Popular series "Graveyards 101" begins May 9
April 30, 2012
DEARBORN / April 30, 2012---University of Michigan-Dearborn again will offer “Graveyards 101,” a popular lecture series on graveyards, gravestones and images of death, last offered in 2010.
“The series was very popular with the public as well as with students,” said Ronald Stockton, professor, political science, who organized the series. “People say their view of society is transformed by this class. It gives a totally different way of looking at culture, history, art, religion, ethnicity. It answers questions you didn't know you had.”
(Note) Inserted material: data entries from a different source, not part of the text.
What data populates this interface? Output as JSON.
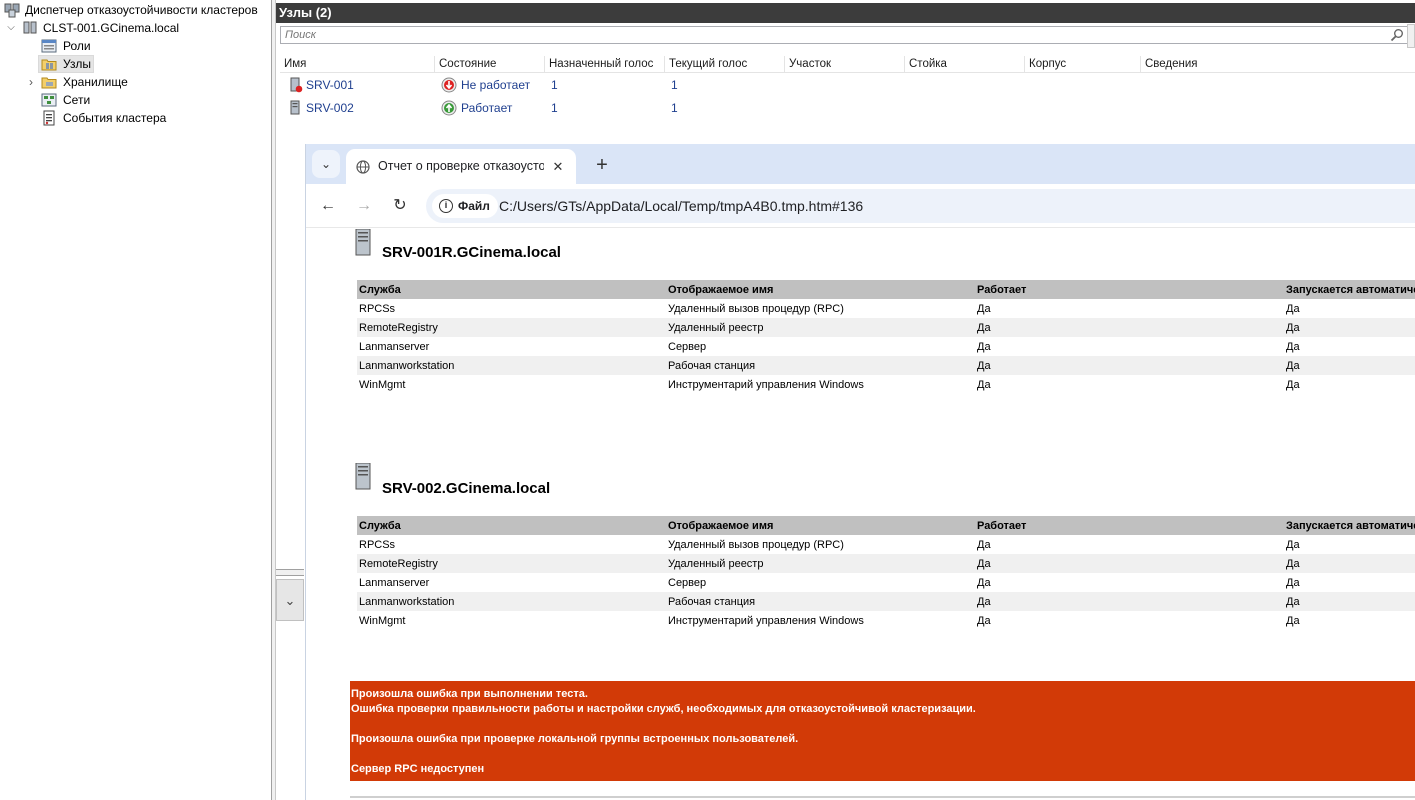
{
  "tree": {
    "root": "Диспетчер отказоустойчивости кластеров",
    "cluster": "CLST-001.GCinema.local",
    "items": [
      {
        "label": "Роли"
      },
      {
        "label": "Узлы"
      },
      {
        "label": "Хранилище"
      },
      {
        "label": "Сети"
      },
      {
        "label": "События кластера"
      }
    ],
    "selected": "Узлы"
  },
  "panel": {
    "title": "Узлы (2)",
    "search_placeholder": "Поиск",
    "columns": [
      "Имя",
      "Состояние",
      "Назначенный голос",
      "Текущий голос",
      "Участок",
      "Стойка",
      "Корпус",
      "Сведения"
    ],
    "nodes": [
      {
        "name": "SRV-001",
        "status": "Не работает",
        "status_kind": "down",
        "assigned_vote": "1",
        "current_vote": "1"
      },
      {
        "name": "SRV-002",
        "status": "Работает",
        "status_kind": "up",
        "assigned_vote": "1",
        "current_vote": "1"
      }
    ]
  },
  "browser": {
    "tab_title": "Отчет о проверке отказоустойчивости",
    "address_chip": "Файл",
    "url": "C:/Users/GTs/AppData/Local/Temp/tmpA4B0.tmp.htm#136"
  },
  "report": {
    "table_headers": [
      "Служба",
      "Отображаемое имя",
      "Работает",
      "Запускается автоматически"
    ],
    "servers": [
      {
        "name": "SRV-001R.GCinema.local",
        "rows": [
          [
            "RPCSs",
            "Удаленный вызов процедур (RPC)",
            "Да",
            "Да"
          ],
          [
            "RemoteRegistry",
            "Удаленный реестр",
            "Да",
            "Да"
          ],
          [
            "Lanmanserver",
            "Сервер",
            "Да",
            "Да"
          ],
          [
            "Lanmanworkstation",
            "Рабочая станция",
            "Да",
            "Да"
          ],
          [
            "WinMgmt",
            "Инструментарий управления Windows",
            "Да",
            "Да"
          ]
        ]
      },
      {
        "name": "SRV-002.GCinema.local",
        "rows": [
          [
            "RPCSs",
            "Удаленный вызов процедур (RPC)",
            "Да",
            "Да"
          ],
          [
            "RemoteRegistry",
            "Удаленный реестр",
            "Да",
            "Да"
          ],
          [
            "Lanmanserver",
            "Сервер",
            "Да",
            "Да"
          ],
          [
            "Lanmanworkstation",
            "Рабочая станция",
            "Да",
            "Да"
          ],
          [
            "WinMgmt",
            "Инструментарий управления Windows",
            "Да",
            "Да"
          ]
        ]
      }
    ],
    "error_lines": [
      "Произошла ошибка при выполнении теста.",
      "Ошибка проверки правильности работы и настройки служб, необходимых для отказоустойчивой кластеризации.",
      "",
      "Произошла ошибка при проверке локальной группы встроенных пользователей.",
      "",
      "Сервер RPC недоступен"
    ],
    "error_color": "#d23a07"
  },
  "colors": {
    "header_bg": "#3c3c3c",
    "tabstrip_bg": "#dae5f7",
    "link": "#1f3f8f"
  }
}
All lectures will be held from 7-9 p.m. on Wednesday from May 9 to June 6 in the Social Sciences Building, Room 1600, on the UM-Dearborn campus, located at 4901 Evergreen Rd. The series will conclude with a graveyard tour Saturday, June 9.
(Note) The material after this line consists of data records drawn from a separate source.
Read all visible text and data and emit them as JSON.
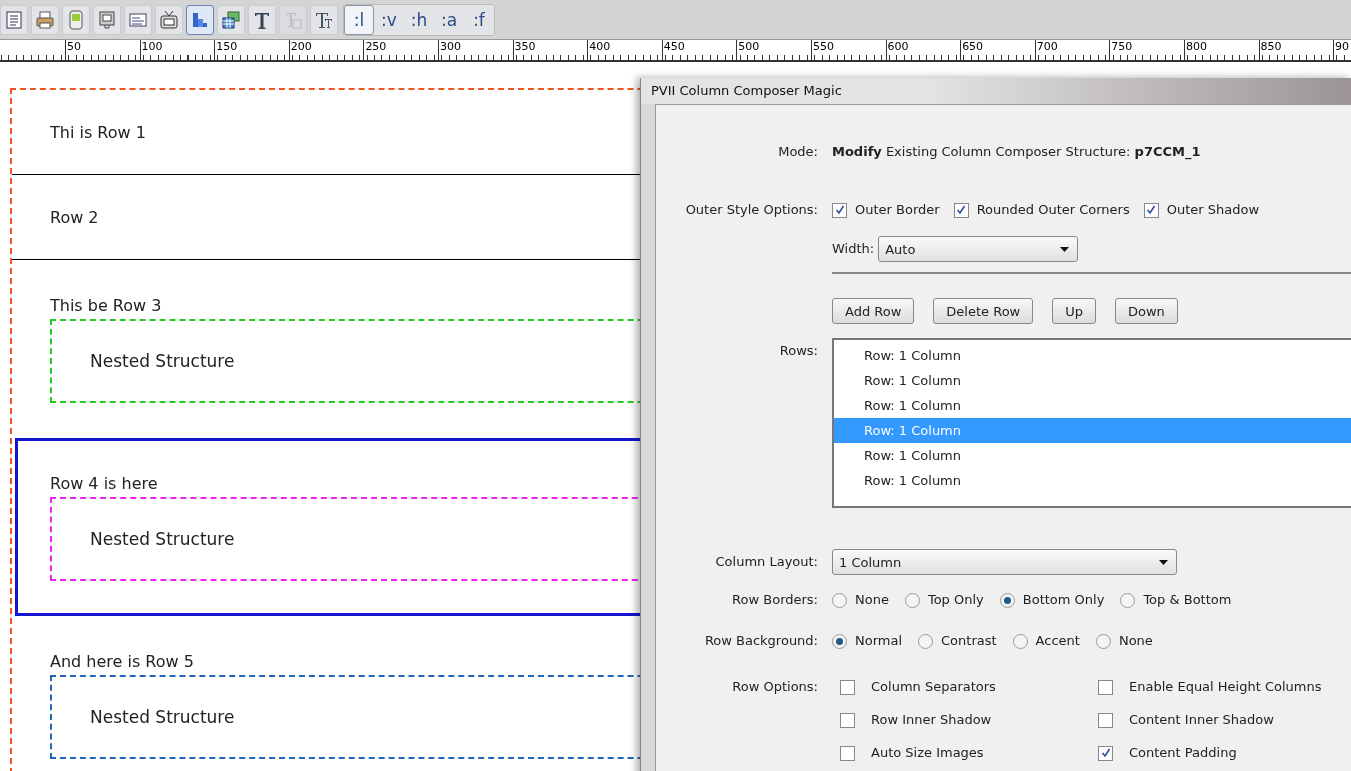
{
  "toolbar": {
    "tools": [
      {
        "kind": "page",
        "selected": false,
        "disabled": false
      },
      {
        "kind": "printer",
        "selected": false,
        "disabled": false
      },
      {
        "kind": "device",
        "selected": false,
        "disabled": false
      },
      {
        "kind": "monitor",
        "selected": false,
        "disabled": false
      },
      {
        "kind": "form",
        "selected": false,
        "disabled": false
      },
      {
        "kind": "tv",
        "selected": false,
        "disabled": false
      },
      {
        "kind": "grid",
        "selected": true,
        "disabled": false
      },
      {
        "kind": "layers",
        "selected": false,
        "disabled": false
      },
      {
        "kind": "text-large",
        "selected": false,
        "disabled": false
      },
      {
        "kind": "text-box",
        "selected": false,
        "disabled": true
      },
      {
        "kind": "text-small",
        "selected": false,
        "disabled": false
      }
    ],
    "text_buttons": [
      {
        "label": ":l",
        "selected": true
      },
      {
        "label": ":v",
        "selected": false
      },
      {
        "label": ":h",
        "selected": false
      },
      {
        "label": ":a",
        "selected": false
      },
      {
        "label": ":f",
        "selected": false
      }
    ]
  },
  "ruler": {
    "labels": [
      "50",
      "100",
      "150",
      "200",
      "250",
      "300",
      "350",
      "400",
      "450",
      "500",
      "550",
      "600",
      "650",
      "700",
      "750",
      "800",
      "850",
      "90"
    ]
  },
  "document": {
    "rows": [
      {
        "title": "Thi is Row 1",
        "selected": false
      },
      {
        "title": "Row 2",
        "selected": false
      },
      {
        "title": "This be Row 3",
        "selected": false,
        "nested": "Nested Structure",
        "color": "#22cc22"
      },
      {
        "title": "Row 4 is here",
        "selected": true,
        "nested": "Nested Structure",
        "color": "#ee22ee"
      },
      {
        "title": "And here is Row 5",
        "selected": false,
        "nested": "Nested Structure",
        "color": "#2266bb"
      }
    ]
  },
  "dialog": {
    "title": "PVII Column Composer Magic",
    "mode": {
      "label": "Mode:",
      "text": "**Modify** Existing Column Composer Structure: **p7CCM_1**"
    },
    "outer_style": {
      "label": "Outer Style Options:",
      "options": [
        {
          "label": "Outer Border",
          "checked": true
        },
        {
          "label": "Rounded Outer Corners",
          "checked": true
        },
        {
          "label": "Outer Shadow",
          "checked": true
        }
      ]
    },
    "width": {
      "label": "Width:",
      "value": "Auto"
    },
    "buttons": [
      "Add Row",
      "Delete Row",
      "Up",
      "Down"
    ],
    "rows": {
      "label": "Rows:",
      "items": [
        {
          "label": "Row: 1 Column",
          "selected": false
        },
        {
          "label": "Row: 1 Column",
          "selected": false
        },
        {
          "label": "Row: 1 Column",
          "selected": false
        },
        {
          "label": "Row: 1 Column",
          "selected": true
        },
        {
          "label": "Row: 1 Column",
          "selected": false
        },
        {
          "label": "Row: 1 Column",
          "selected": false
        }
      ]
    },
    "column_layout": {
      "label": "Column Layout:",
      "value": "1 Column"
    },
    "row_borders": {
      "label": "Row Borders:",
      "options": [
        {
          "label": "None",
          "selected": false
        },
        {
          "label": "Top Only",
          "selected": false
        },
        {
          "label": "Bottom Only",
          "selected": true
        },
        {
          "label": "Top & Bottom",
          "selected": false
        }
      ]
    },
    "row_background": {
      "label": "Row Background:",
      "options": [
        {
          "label": "Normal",
          "selected": true
        },
        {
          "label": "Contrast",
          "selected": false
        },
        {
          "label": "Accent",
          "selected": false
        },
        {
          "label": "None",
          "selected": false
        }
      ]
    },
    "row_options": {
      "label": "Row Options:",
      "options": [
        {
          "label": "Column Separators",
          "checked": false
        },
        {
          "label": "Enable Equal Height Columns",
          "checked": false
        },
        {
          "label": "Row Inner Shadow",
          "checked": false
        },
        {
          "label": "Content Inner Shadow",
          "checked": false
        },
        {
          "label": "Auto Size Images",
          "checked": false
        },
        {
          "label": "Content Padding",
          "checked": true
        }
      ]
    }
  }
}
The lectures and tour are free and open to members of the community who can attend for “entertainment and education.” Enrolled students can receive one credit hour for attending the lectures and tour, completing readings and writing a paper for the course.
Stockton will speak on June 6 on "Gravestones Around the World." Other speakers are history professor Elaine Clark on "Death and Dying in Pre-Modern Europe" on May 9; humanities professor Randal Woodland on "The New Orleans Way of Death" on May 16; history professor Gerald Moran on “The Puritan Way of Death” on May 23; and Henry Ford Community College art history professor Hashim al-Tawil on "The Muslim Way of Death" on May 30.
Stockton first became interested in the topic when he surveyed a graveyard in southern Illinois where his relatives have been buried since the mid-1800s. In the process, he discovered some historically significant trends in the population in the region, and wrote a scholarly article called "Death on the Frontier."
Founded in 1959 with a gift of just over 200 acres of land and $6.5 million from the Ford Motor Company, University of Michigan-Dearborn is a metropolitan university serving southeastern Michigan, committed to excellence rooted in strong academics, innovative research and programming and civic engagement. The University has nearly 8,900 students pursuing more than 100 bachelor's, master’s, doctoral and professional degrees in liberal arts and sciences, engineering, business and education. A top-ranked university with a faculty devoted to teaching, and students committed to achievement, UM-Dearborn has been shaped by its history of partnering with local leaders and communities, and is committed to finding solutions for the challenges that face the region.